Notes: Pederson said he is close to finding a fifth nonconference football opponent to replace TCU, which reneged on its agreement to join the Big East. When TCU had committed to the conference, Pitt was forced to buy its way out of a game against Central Florida to make room on its schedule. … Pitt received the $1 million buyout from Arizona State for hiring away former coach Todd Graham, Pederson said. Pederson said he has not spoken to Graham or Arizona State athletic director Lisa Love since Graham resigned Dec. 13. … Pitt guard Chris Jacobson was given a sixth year of eligibility by the NCAA after sustaining his second season-ending knee injury last season.

Categories: News
TribLIVE commenting policy

You are solely responsible for your comments and by using you agree to our Terms of Service.

We moderate comments. Our goal is to provide substantive commentary for a general readership. By screening submissions, we provide a space where readers can share intelligent and informed commentary that enhances the quality of our news and information.

While most comments will be posted if they are on-topic and not abusive, moderating decisions are subjective. We will make them as carefully and consistently as we can. Because of the volume of reader comments, we cannot review individual moderation decisions with readers.

We value thoughtful comments representing a range of views that make their point quickly and politely. We make an effort to protect discussions from repeated comments either by the same reader or different readers

We follow the same standards for taste as the daily newspaper. A few things we won't tolerate: personal attacks, obscenity, vulgarity, profanity (including expletives and letters followed by dashes), commercial promotion, impersonations, incoherence, proselytizing and SHOUTING. Don't include URLs to Web sites.

We do not edit comments. They are either approved or deleted. We reserve the right to edit a comment that is quoted or excerpted in an article. In this case, we may fix spelling and punctuation.

We welcome strong opinions and criticism of our work, but we don't want comments to become bogged down with discussions of our policies and we will moderate accordingly.

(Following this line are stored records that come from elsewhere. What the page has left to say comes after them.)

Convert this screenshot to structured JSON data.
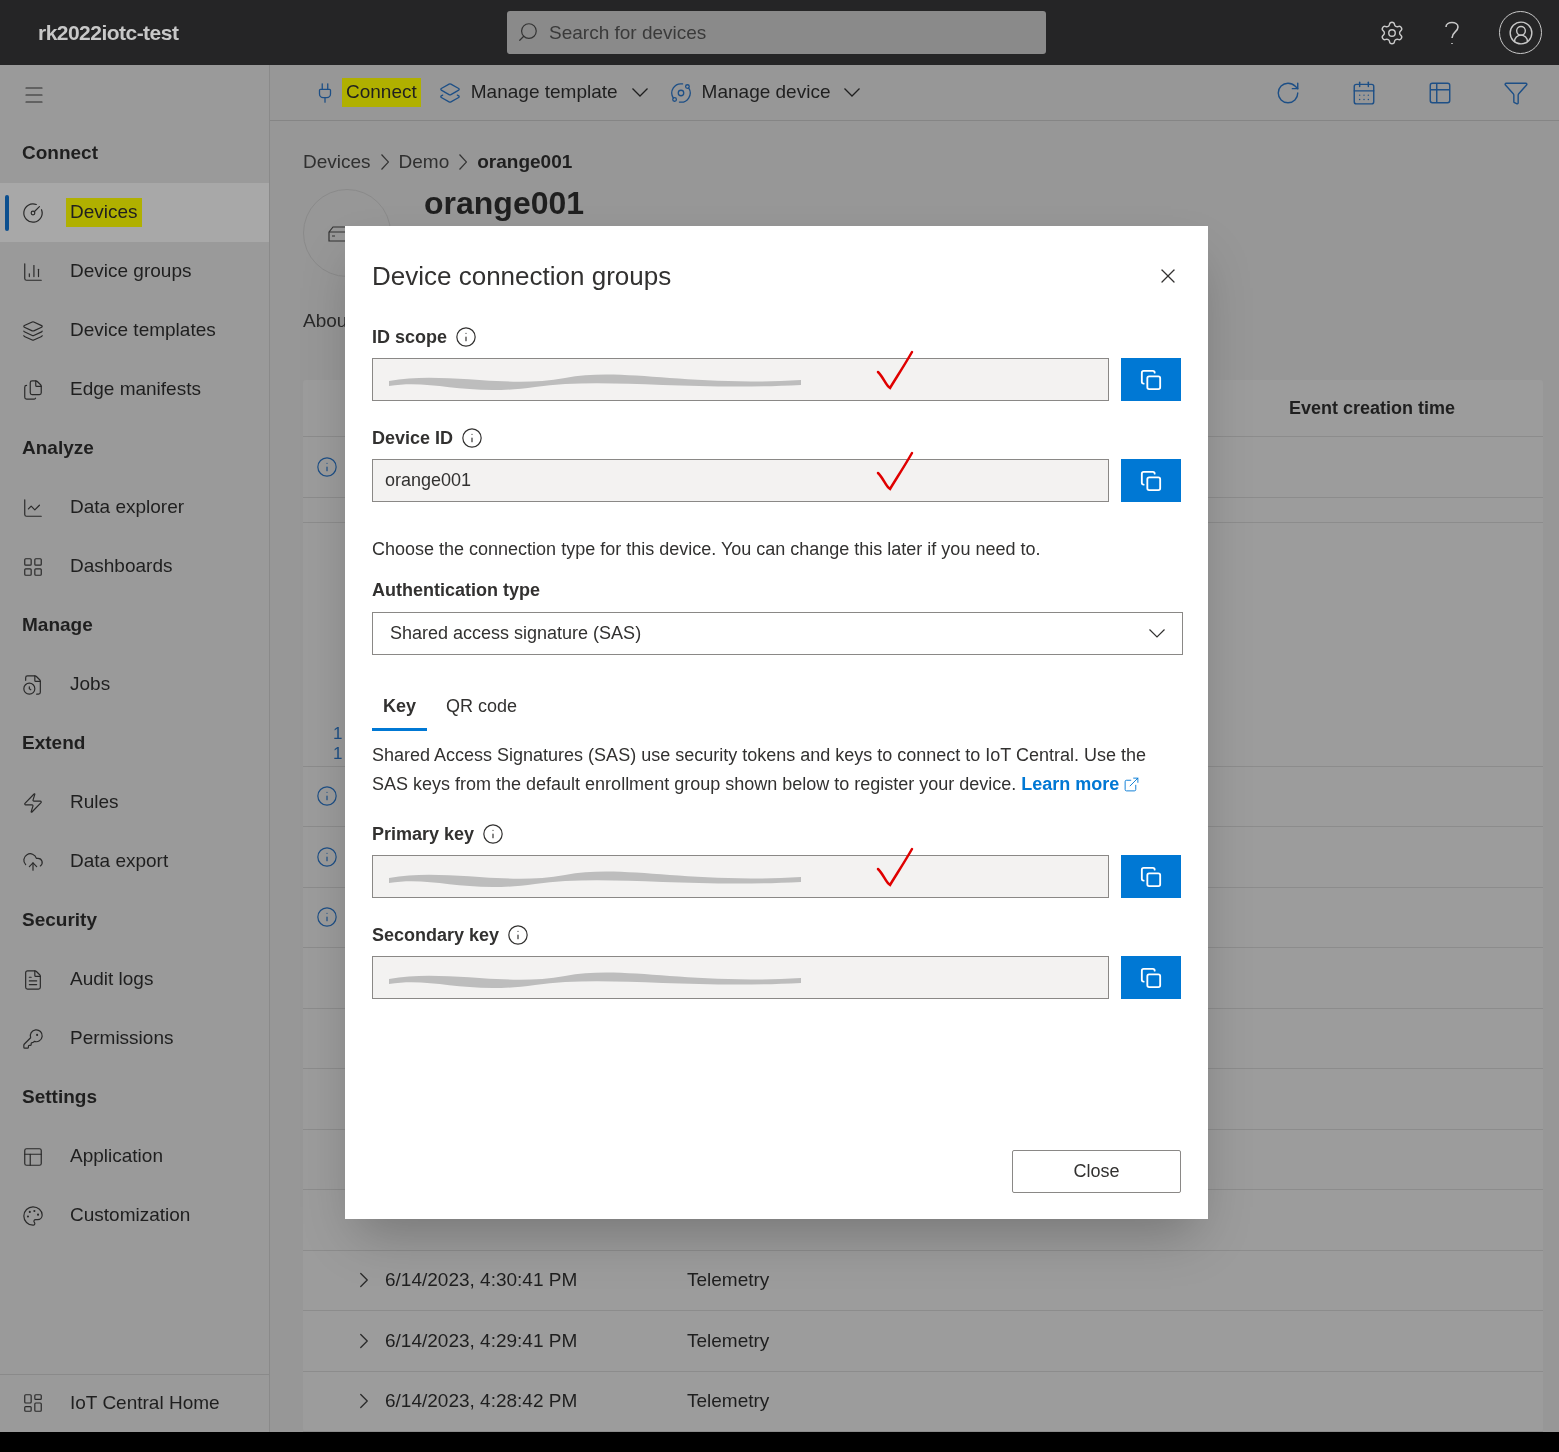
{
  "app": {
    "title": "rk2022iotc-test"
  },
  "search": {
    "placeholder": "Search for devices"
  },
  "sidebar": {
    "sections": [
      {
        "heading": "Connect",
        "items": [
          {
            "label": "Devices",
            "selected": true,
            "highlighted": true
          },
          {
            "label": "Device groups",
            "selected": false,
            "highlighted": false
          },
          {
            "label": "Device templates",
            "selected": false,
            "highlighted": false
          },
          {
            "label": "Edge manifests",
            "selected": false,
            "highlighted": false
          }
        ]
      },
      {
        "heading": "Analyze",
        "items": [
          {
            "label": "Data explorer",
            "selected": false,
            "highlighted": false
          },
          {
            "label": "Dashboards",
            "selected": false,
            "highlighted": false
          }
        ]
      },
      {
        "heading": "Manage",
        "items": [
          {
            "label": "Jobs",
            "selected": false,
            "highlighted": false
          }
        ]
      },
      {
        "heading": "Extend",
        "items": [
          {
            "label": "Rules",
            "selected": false,
            "highlighted": false
          },
          {
            "label": "Data export",
            "selected": false,
            "highlighted": false
          }
        ]
      },
      {
        "heading": "Security",
        "items": [
          {
            "label": "Audit logs",
            "selected": false,
            "highlighted": false
          },
          {
            "label": "Permissions",
            "selected": false,
            "highlighted": false
          }
        ]
      },
      {
        "heading": "Settings",
        "items": [
          {
            "label": "Application",
            "selected": false,
            "highlighted": false
          },
          {
            "label": "Customization",
            "selected": false,
            "highlighted": false
          }
        ]
      }
    ],
    "footer": {
      "label": "IoT Central Home"
    }
  },
  "toolbar": {
    "actions": [
      {
        "label": "Connect",
        "highlighted": true,
        "dropdown": false
      },
      {
        "label": "Manage template",
        "highlighted": false,
        "dropdown": true
      },
      {
        "label": "Manage device",
        "highlighted": false,
        "dropdown": true
      }
    ]
  },
  "breadcrumb": [
    {
      "label": "Devices",
      "current": false
    },
    {
      "label": "Demo",
      "current": false
    },
    {
      "label": "orange001",
      "current": true
    }
  ],
  "device": {
    "name": "orange001"
  },
  "page_tab": {
    "label": "Abou"
  },
  "table": {
    "columns": [
      "Event creation time"
    ],
    "partial_labels": [
      "1",
      "1"
    ],
    "rows": [
      {
        "kind": "info"
      },
      {
        "kind": "info"
      },
      {
        "kind": "info"
      },
      {
        "kind": "info"
      },
      {
        "kind": "blank"
      },
      {
        "kind": "blank"
      },
      {
        "kind": "blank"
      },
      {
        "kind": "blank"
      },
      {
        "kind": "blank"
      },
      {
        "kind": "event",
        "time": "6/14/2023, 4:30:41 PM",
        "type": "Telemetry"
      },
      {
        "kind": "event",
        "time": "6/14/2023, 4:29:41 PM",
        "type": "Telemetry"
      },
      {
        "kind": "event",
        "time": "6/14/2023, 4:28:42 PM",
        "type": "Telemetry"
      }
    ]
  },
  "dialog": {
    "title": "Device connection groups",
    "id_fields": [
      {
        "label": "ID scope",
        "redacted": true,
        "annotated": true
      },
      {
        "label": "Device ID",
        "value": "orange001",
        "redacted": false,
        "annotated": true
      }
    ],
    "intro": "Choose the connection type for this device. You can change this later if you need to.",
    "auth": {
      "label": "Authentication type",
      "value": "Shared access signature (SAS)"
    },
    "tabs": [
      {
        "label": "Key",
        "selected": true
      },
      {
        "label": "QR code",
        "selected": false
      }
    ],
    "description": "Shared Access Signatures (SAS) use security tokens and keys to connect to IoT Central. Use the SAS keys from the default enrollment group shown below to register your device.",
    "link": "Learn more",
    "key_fields": [
      {
        "label": "Primary key",
        "redacted": true,
        "annotated": true
      },
      {
        "label": "Secondary key",
        "redacted": true,
        "annotated": false
      }
    ],
    "close_button": "Close"
  }
}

We appreciate it when readers and people quoted in articles or blog posts point out errors of fact or emphasis and will investigate all assertions. But these suggestions should be sent via e-mail. To avoid distracting other readers, we won't publish comments that suggest a correction. Instead, corrections will be made in a blog post or in an article.